Year1819 & 1921
Duration4 & 9 years
Cost£800,000 (£90.7m today)
Build a bridge across the River Thames to relieve traffic on existing bridges nearby
Southwark Bridge is a steel arch bridge that connects the district of Southwark and the City of London across the River Thames.
There have actually been two Southwark Bridges on the site. The current Southwark Bridge has been in place since 1921. It was designed by Sir Ernest George and Sir Basil Mott.
It replaced a cast iron bridge designed by John Rennie that was opened in 1819 and demolished around the time of World War 1.
Building on the current version of the bridge began in 1912, but it wasn’t opened to traffic until 6 June 1921, because of the war.
Rennie’s bridge was known as Queen Street Bridge. It was replaced because at 12.8m wide, it was too narrow to cope with the growing amount of traffic.
However, it was noticeable for its cast iron. There was 6,000 tons of cast iron – from Rotherham - in the bridge.
The centre span of the old Southwark Bridge was said to be the widest cast iron span ever built, at 240ft (73m) wide. A span is the distance between two supports for a bridge.
The current wider, and stronger, bridge is 243.8m long and 16.8m wide.
It measures 216m between abutments. An abutment is a structure that’s built to support the lateral pressure of an arch, for example, the ends of a bridge.
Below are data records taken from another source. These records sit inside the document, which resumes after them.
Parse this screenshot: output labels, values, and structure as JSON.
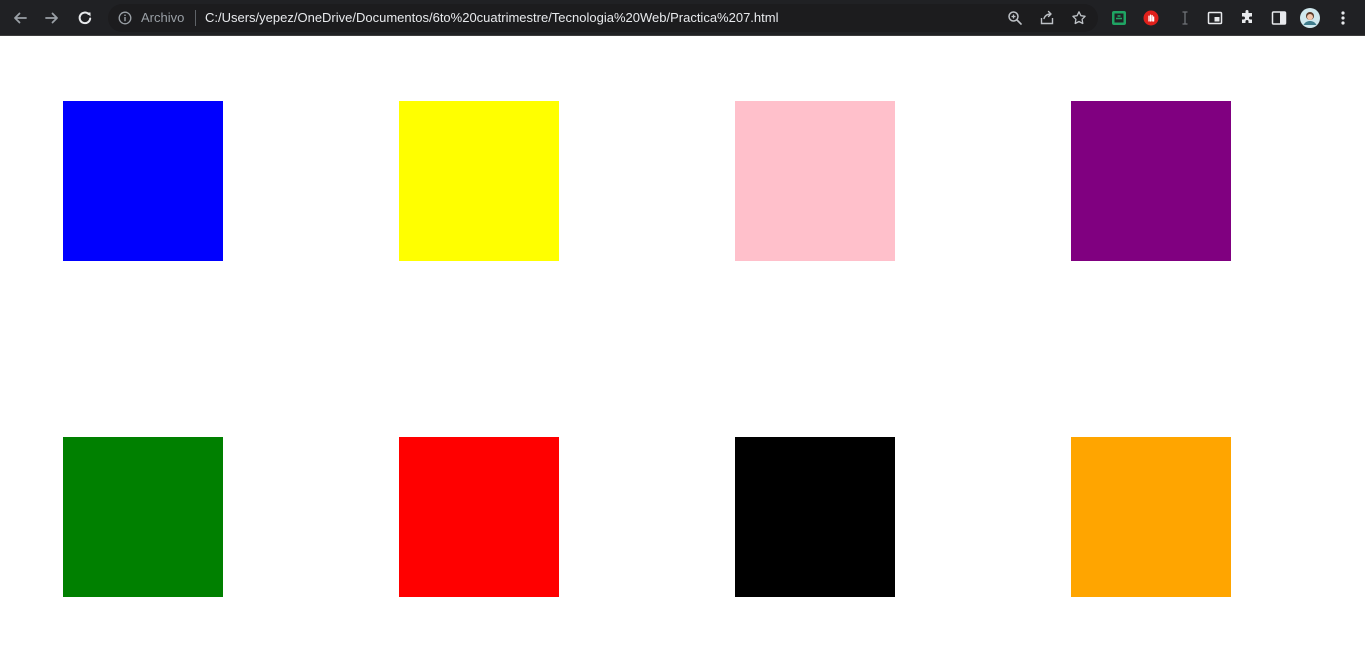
{
  "browser": {
    "scheme_label": "Archivo",
    "url": "C:/Users/yepez/OneDrive/Documentos/6to%20cuatrimestre/Tecnologia%20Web/Practica%207.html",
    "toolbar_icons": [
      "back-icon",
      "forward-icon",
      "reload-icon",
      "info-icon",
      "zoom-icon",
      "share-icon",
      "bookmark-star-icon",
      "extension-green-icon",
      "extension-red-hand-icon",
      "text-cursor-icon",
      "picture-in-picture-icon",
      "puzzle-icon",
      "side-panel-icon",
      "avatar",
      "menu-dots-icon"
    ]
  },
  "page": {
    "swatches": [
      {
        "name": "blue",
        "color": "#0000ff"
      },
      {
        "name": "yellow",
        "color": "#ffff00"
      },
      {
        "name": "pink",
        "color": "#ffc0cb"
      },
      {
        "name": "purple",
        "color": "#800080"
      },
      {
        "name": "green",
        "color": "#008000"
      },
      {
        "name": "red",
        "color": "#ff0000"
      },
      {
        "name": "black",
        "color": "#000000"
      },
      {
        "name": "orange",
        "color": "#ffa500"
      }
    ]
  }
}
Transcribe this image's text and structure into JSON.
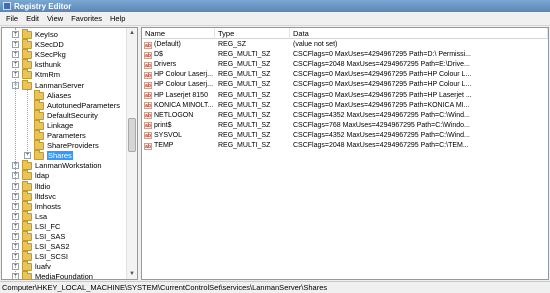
{
  "window": {
    "title": "Registry Editor"
  },
  "menu": [
    "File",
    "Edit",
    "View",
    "Favorites",
    "Help"
  ],
  "tree": {
    "items": [
      {
        "label": "KeyIso",
        "level": 1,
        "expander": "+"
      },
      {
        "label": "KSecDD",
        "level": 1,
        "expander": "+"
      },
      {
        "label": "KSecPkg",
        "level": 1,
        "expander": "+"
      },
      {
        "label": "ksthunk",
        "level": 1,
        "expander": "+"
      },
      {
        "label": "KtmRm",
        "level": 1,
        "expander": "+"
      },
      {
        "label": "LanmanServer",
        "level": 1,
        "expander": "−"
      },
      {
        "label": "Aliases",
        "level": 2,
        "expander": ""
      },
      {
        "label": "AutotunedParameters",
        "level": 2,
        "expander": ""
      },
      {
        "label": "DefaultSecurity",
        "level": 2,
        "expander": ""
      },
      {
        "label": "Linkage",
        "level": 2,
        "expander": ""
      },
      {
        "label": "Parameters",
        "level": 2,
        "expander": ""
      },
      {
        "label": "ShareProviders",
        "level": 2,
        "expander": ""
      },
      {
        "label": "Shares",
        "level": 2,
        "expander": "+",
        "selected": true
      },
      {
        "label": "LanmanWorkstation",
        "level": 1,
        "expander": "+"
      },
      {
        "label": "ldap",
        "level": 1,
        "expander": "+"
      },
      {
        "label": "lltdio",
        "level": 1,
        "expander": "+"
      },
      {
        "label": "lltdsvc",
        "level": 1,
        "expander": "+"
      },
      {
        "label": "lmhosts",
        "level": 1,
        "expander": "+"
      },
      {
        "label": "Lsa",
        "level": 1,
        "expander": "+"
      },
      {
        "label": "LSI_FC",
        "level": 1,
        "expander": "+"
      },
      {
        "label": "LSI_SAS",
        "level": 1,
        "expander": "+"
      },
      {
        "label": "LSI_SAS2",
        "level": 1,
        "expander": "+"
      },
      {
        "label": "LSI_SCSI",
        "level": 1,
        "expander": "+"
      },
      {
        "label": "luafv",
        "level": 1,
        "expander": "+"
      },
      {
        "label": "MediaFoundation",
        "level": 1,
        "expander": "+"
      }
    ]
  },
  "list": {
    "columns": [
      "Name",
      "Type",
      "Data"
    ],
    "rows": [
      {
        "name": "(Default)",
        "type": "REG_SZ",
        "data": "(value not set)",
        "icon": "ab"
      },
      {
        "name": "D$",
        "type": "REG_MULTI_SZ",
        "data": "CSCFlags=0 MaxUses=4294967295 Path=D:\\ Permissi...",
        "icon": "ab"
      },
      {
        "name": "Drivers",
        "type": "REG_MULTI_SZ",
        "data": "CSCFlags=2048 MaxUses=4294967295 Path=E:\\Drive...",
        "icon": "ab"
      },
      {
        "name": "HP Colour Laserj...",
        "type": "REG_MULTI_SZ",
        "data": "CSCFlags=0 MaxUses=4294967295 Path=HP Colour L...",
        "icon": "ab"
      },
      {
        "name": "HP Colour Laserj...",
        "type": "REG_MULTI_SZ",
        "data": "CSCFlags=0 MaxUses=4294967295 Path=HP Colour L...",
        "icon": "ab"
      },
      {
        "name": "HP Laserjet 8150",
        "type": "REG_MULTI_SZ",
        "data": "CSCFlags=0 MaxUses=4294967295 Path=HP Laserjet ...",
        "icon": "ab"
      },
      {
        "name": "KONICA MINOLT...",
        "type": "REG_MULTI_SZ",
        "data": "CSCFlags=0 MaxUses=4294967295 Path=KONICA MI...",
        "icon": "ab"
      },
      {
        "name": "NETLOGON",
        "type": "REG_MULTI_SZ",
        "data": "CSCFlags=4352 MaxUses=4294967295 Path=C:\\Wind...",
        "icon": "ab"
      },
      {
        "name": "print$",
        "type": "REG_MULTI_SZ",
        "data": "CSCFlags=768 MaxUses=4294967295 Path=C:\\Windo...",
        "icon": "ab"
      },
      {
        "name": "SYSVOL",
        "type": "REG_MULTI_SZ",
        "data": "CSCFlags=4352 MaxUses=4294967295 Path=C:\\Wind...",
        "icon": "ab"
      },
      {
        "name": "TEMP",
        "type": "REG_MULTI_SZ",
        "data": "CSCFlags=2048 MaxUses=4294967295 Path=C:\\TEM...",
        "icon": "ab"
      }
    ]
  },
  "status": {
    "path": "Computer\\HKEY_LOCAL_MACHINE\\SYSTEM\\CurrentControlSet\\services\\LanmanServer\\Shares"
  }
}
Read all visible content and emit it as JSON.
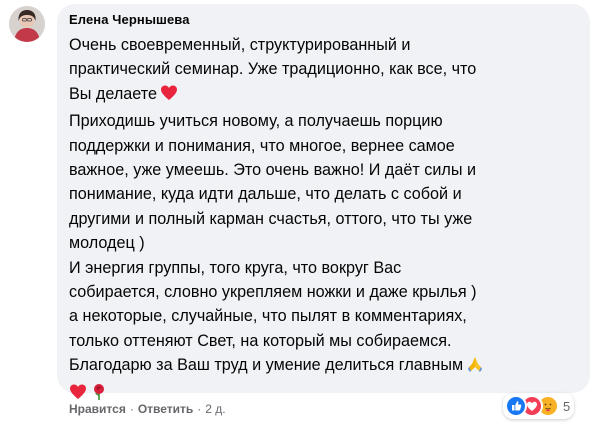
{
  "comment": {
    "author": "Елена Чернышева",
    "lines": [
      "Очень своевременный, структурированный и",
      "практический семинар. Уже традиционно, как все, что",
      "Вы делаете",
      "Приходишь учиться новому, а получаешь порцию",
      "поддержки и понимания, что многое, вернее самое",
      "важное, уже умеешь. Это очень важно! И даёт силы и",
      "понимание, куда идти дальше, что делать с собой и",
      "другими и полный карман счастья, оттого, что ты уже",
      "молодец )",
      "И энергия группы, того круга, что вокруг Вас",
      "собирается, словно укрепляем ножки и даже крылья )",
      "а некоторые, случайные, что пылят в комментариях,",
      "только оттеняют Свет, на который мы собираемся.",
      "Благодарю за Ваш труд и умение делиться главным",
      ""
    ],
    "emoji_names": [
      "red-heart-icon",
      "folded-hands-icon",
      "red-heart-icon",
      "rose-icon"
    ]
  },
  "actions": {
    "like_label": "Нравится",
    "separator": "·",
    "reply_label": "Ответить",
    "time": "2 д."
  },
  "reactions": {
    "count": "5",
    "types": [
      "like",
      "love",
      "care"
    ]
  },
  "colors": {
    "bubble": "#f0f2f5",
    "meta_text": "#65676b",
    "like_blue": "#1877f2",
    "love_red": "#f33e58",
    "care_yellow": "#f7b125"
  }
}
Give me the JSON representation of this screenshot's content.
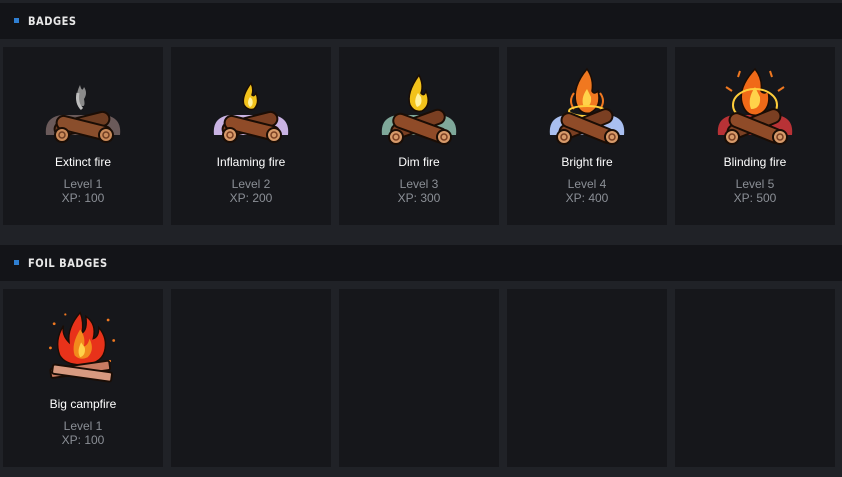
{
  "sections": {
    "badges": {
      "title": "BADGES"
    },
    "foil": {
      "title": "FOIL BADGES"
    }
  },
  "badges": [
    {
      "name": "Extinct fire",
      "level": "Level 1",
      "xp": "XP: 100",
      "icon": "extinct-fire-icon",
      "bg_color": "#6a5a5a"
    },
    {
      "name": "Inflaming fire",
      "level": "Level 2",
      "xp": "XP: 200",
      "icon": "inflaming-fire-icon",
      "bg_color": "#c9b3e3"
    },
    {
      "name": "Dim fire",
      "level": "Level 3",
      "xp": "XP: 300",
      "icon": "dim-fire-icon",
      "bg_color": "#7fa89a"
    },
    {
      "name": "Bright fire",
      "level": "Level 4",
      "xp": "XP: 400",
      "icon": "bright-fire-icon",
      "bg_color": "#a9bff0"
    },
    {
      "name": "Blinding fire",
      "level": "Level 5",
      "xp": "XP: 500",
      "icon": "blinding-fire-icon",
      "bg_color": "#b83236"
    }
  ],
  "foil_badges": [
    {
      "name": "Big campfire",
      "level": "Level 1",
      "xp": "XP: 100",
      "icon": "big-campfire-icon"
    }
  ]
}
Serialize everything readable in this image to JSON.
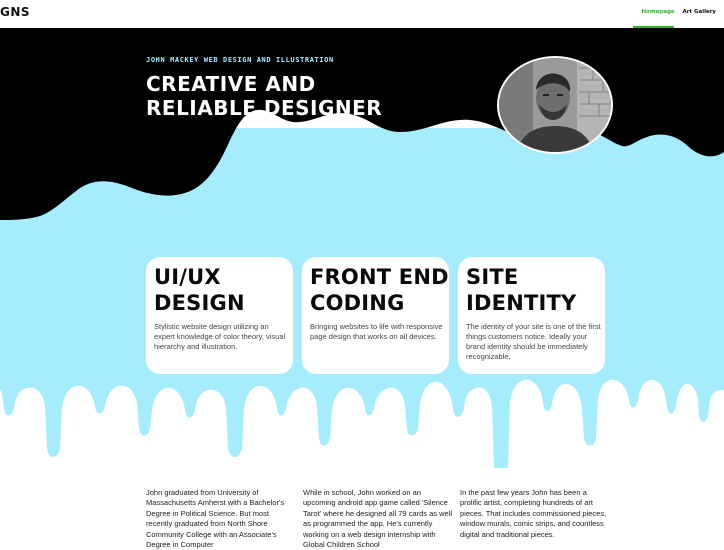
{
  "header": {
    "logo": "GNS",
    "nav": [
      {
        "label": "Homepage",
        "active": true
      },
      {
        "label": "Art Gallery",
        "active": false
      }
    ]
  },
  "hero": {
    "eyebrow": "John Mackey Web Design and Illustration",
    "title_line1": "Creative and",
    "title_line2": "Reliable Designer"
  },
  "cards": [
    {
      "title_line1": "UI/UX",
      "title_line2": "Design",
      "text": "Stylistic website design utilizing an expert knowledge of color theory, visual hierarchy and illustration."
    },
    {
      "title_line1": "Front End",
      "title_line2": "Coding",
      "text": "Bringing websites to life with responsive page design that works on all devices."
    },
    {
      "title_line1": "Site",
      "title_line2": "Identity",
      "text": "The identity of your site is one of the first things customers notice. Ideally your brand identity should be immediately recognizable."
    }
  ],
  "bio": [
    "John graduated from University of Massachusetts Amherst with a Bachelor's Degree in Political Science. But most recently graduated from North Shore Community College with an Associate's Degree in Computer",
    "While in school, John worked on an upcoming android app game called 'Silence Tarot' where he designed all 79 cards as well as  programmed the app. He's currently working on a web design internship with Global Children School",
    "In the past few years John has been a prolific artist, completing hundreds of art pieces. That includes commissioned pieces, window murals, comic strips, and countless digital and traditional pieces."
  ],
  "colors": {
    "accent_blue": "#a6ecff",
    "active_green": "#35b035",
    "dark": "#000000"
  }
}
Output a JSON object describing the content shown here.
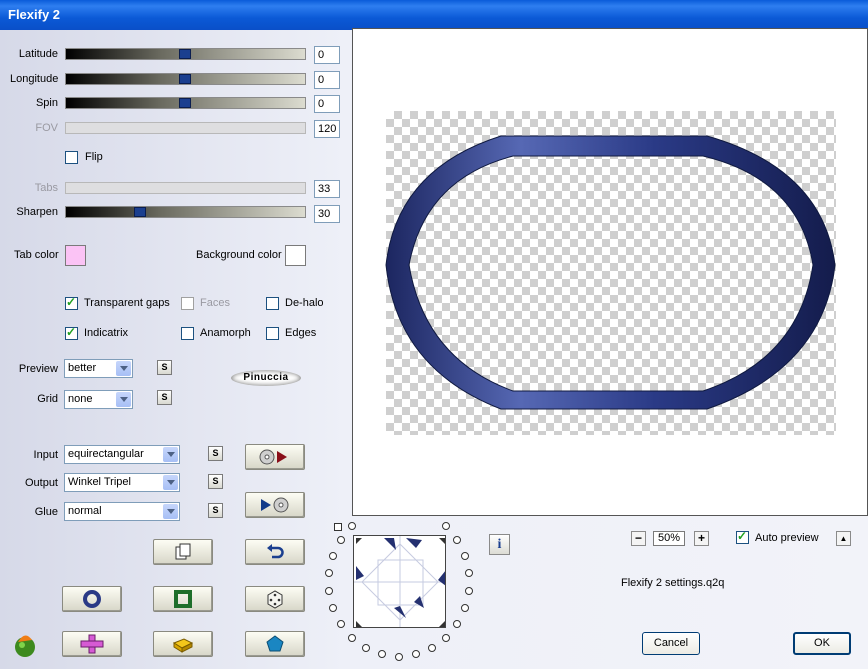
{
  "window": {
    "title": "Flexify 2"
  },
  "sliders": [
    {
      "label": "Latitude",
      "value": "0",
      "enabled": true,
      "fraction": 0.5
    },
    {
      "label": "Longitude",
      "value": "0",
      "enabled": true,
      "fraction": 0.5
    },
    {
      "label": "Spin",
      "value": "0",
      "enabled": true,
      "fraction": 0.5
    },
    {
      "label": "FOV",
      "value": "120",
      "enabled": false
    },
    {
      "label": "Tabs",
      "value": "33",
      "enabled": false
    },
    {
      "label": "Sharpen",
      "value": "30",
      "enabled": true,
      "fraction": 0.3
    }
  ],
  "flip": {
    "label": "Flip",
    "checked": false
  },
  "tab_color": {
    "label": "Tab color",
    "color": "#fbc3f5"
  },
  "background_color": {
    "label": "Background color",
    "color": "#ffffff"
  },
  "options": {
    "transparent_gaps": {
      "label": "Transparent gaps",
      "checked": true
    },
    "faces": {
      "label": "Faces",
      "checked": false,
      "enabled": false
    },
    "de_halo": {
      "label": "De-halo",
      "checked": false
    },
    "indicatrix": {
      "label": "Indicatrix",
      "checked": true
    },
    "anamorph": {
      "label": "Anamorph",
      "checked": false
    },
    "edges": {
      "label": "Edges",
      "checked": false
    }
  },
  "preview_quality": {
    "label": "Preview",
    "value": "better"
  },
  "grid": {
    "label": "Grid",
    "value": "none"
  },
  "watermark": {
    "text": "Pinuccia"
  },
  "input": {
    "label": "Input",
    "value": "equirectangular"
  },
  "output": {
    "label": "Output",
    "value": "Winkel Tripel"
  },
  "glue": {
    "label": "Glue",
    "value": "normal"
  },
  "small_button_label": "S",
  "zoom": {
    "value": "50%",
    "minus": "−",
    "plus": "+"
  },
  "auto_preview": {
    "label": "Auto preview",
    "checked": true
  },
  "settings_file": "Flexify 2 settings.q2q",
  "buttons": {
    "cancel": "Cancel",
    "ok": "OK",
    "info": "i",
    "collapse": "▲"
  },
  "colors": {
    "accent": "#0a5bd9",
    "band": "#2a3a86",
    "check": "#21a121"
  }
}
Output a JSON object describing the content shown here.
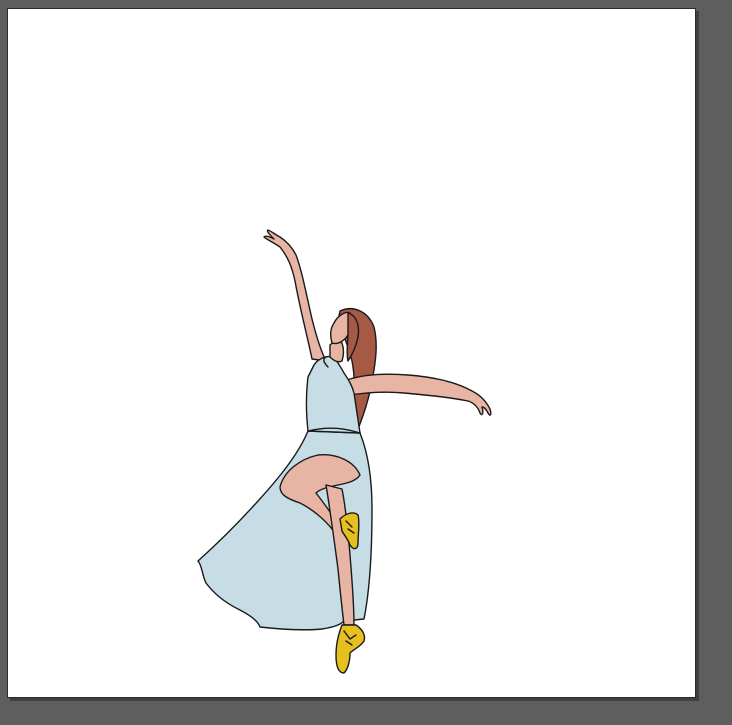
{
  "canvas": {
    "pasteboard_color": "#5e5e5e",
    "artboard_color": "#ffffff"
  },
  "illustration": {
    "subject_icon": "ballerina-illustration",
    "colors": {
      "dress": "#c7dde6",
      "skin": "#e8b4a3",
      "hair": "#a65945",
      "shoes": "#e5c01e",
      "outline": "#1a1a1a"
    }
  }
}
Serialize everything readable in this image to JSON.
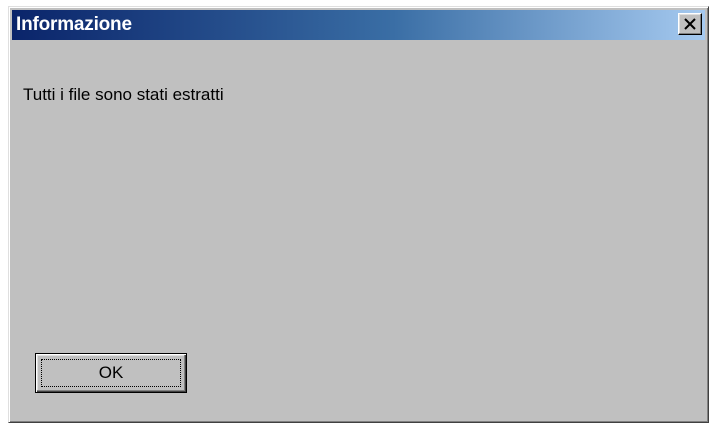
{
  "window": {
    "title": "Informazione",
    "close_icon": "close-icon"
  },
  "body": {
    "message": "Tutti i file sono stati estratti"
  },
  "buttons": {
    "ok_label": "OK"
  },
  "colors": {
    "titlebar_start": "#0a246a",
    "titlebar_end": "#a6caf0",
    "dialog_face": "#c0c0c0"
  }
}
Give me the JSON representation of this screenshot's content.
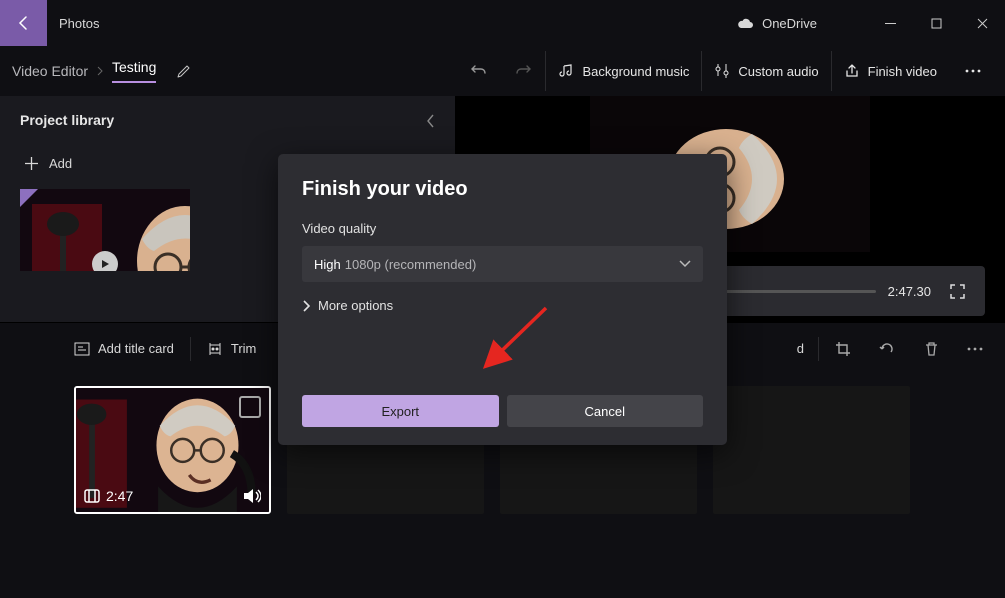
{
  "titlebar": {
    "app_name": "Photos",
    "onedrive_label": "OneDrive"
  },
  "breadcrumb": {
    "root": "Video Editor",
    "project": "Testing"
  },
  "toolbar": {
    "bg_music": "Background music",
    "custom_audio": "Custom audio",
    "finish_video": "Finish video"
  },
  "library": {
    "title": "Project library",
    "add_label": "Add"
  },
  "preview": {
    "timecode": "2:47.30"
  },
  "storyboard": {
    "add_title_card": "Add title card",
    "trim": "Trim",
    "speed_partial": "d",
    "clip_duration": "2:47"
  },
  "dialog": {
    "title": "Finish your video",
    "quality_label": "Video quality",
    "quality_high": "High",
    "quality_detail": "1080p (recommended)",
    "more_options": "More options",
    "export": "Export",
    "cancel": "Cancel"
  }
}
It has five steel arches – so five spans - supported by four granite stone river piers.
The two spans on either shore are about 45m long, while the three middle spans measure 73m in total.
It was designed to have five spans so that the piers lined up with those of Blackfriars Bridge and London Bridge, to make it easier for river traffic to travel through.
The bridge was given Grade II listed status in 1995.
Did you know …
Southwark Bridge has appeared in many films, including the 2007 film Harry Potter and the Order of the Phoenix.
The Rennie bridge was also known as the Iron Bridge (compared to London Bridge being the Stone Bridge) and is mentioned by Charles Dickens in Our Mutual Friend and Little Dorrit.
The original bridge had a one penny toll. The toll was in place until 1864.
The current bridge was restored as part of a £2.5m, three-year project, and its refreshed look was unveiled in June 2009.
More than 1,000 tonnes of expandable abrasive was used to blast the bridge back to its bare metal framework. It was then repainted in its original bright green and yellow, using 13,000 litres of paint.
Difference the project has made
Southwark Bridge was built to provide another crossing over the River Thames, to relieve increasingly heavy traffic congestion on the nearby Blackfriars and London bridges.
How the work was done
Sir Basil Mott, past ICE President, was the engineer and architect Sir Ernest George designed the piers and turrets of the Southwark Bridge that stands today.
It has five steel arches, supported by four granite piers.
It replaced a three-arch, cast iron bridge with two piers on the same site.
To build on the same site and keep traffic moving over and under the bridge, two temporary bridges were built across the river on each side of the permanent structure.
As well as allowing people to continue crossing over the river on foot, the temporary bridges carried electric cables and gas mains.
They also supported cranes that were used to demolish the old Southwark bridge and build the new one.
The stonework in the old piers were recycled in the new ones.
However, the old foundations were entirely removed down to the top of the beech piling that they were resting on. Pilings are heavy posts put into a riverbed to support the foundations of a bridge. The original piling was left alone.
The foundations of the new piers were constructed with the use of steel caissons on the piling.
A caisson is a watertight structure that allows work to be done on the foundations of a bridge, by allowing water to be pumped out. This keeps the work area dry.
Once the foundations for the four piers was built, they rested on the steel caissons, which were filled with concrete.
Southwark Bridge’s five arches each have seven steel arches layered underneath. They’re attached by metal fixtures to make sure the bridge doesn’t bend.
People who made it happen
- Contractors: William John Joliffe and Sir Edward Bank provided foundations and masonry. Joshua Walker & Co. of Rotherham provided the iron arches.
- Designer: John Rennie.
- Owner: Bridge House Estates Committee of the Corporation of London.
- Contractor: Sir William Arrol & Co.
- Designers: Sir Ernest George (architect) and Sir Basil Mott (engineer and ICE Past President 1924).
- Opened for traffic by: King George V and Queen Mary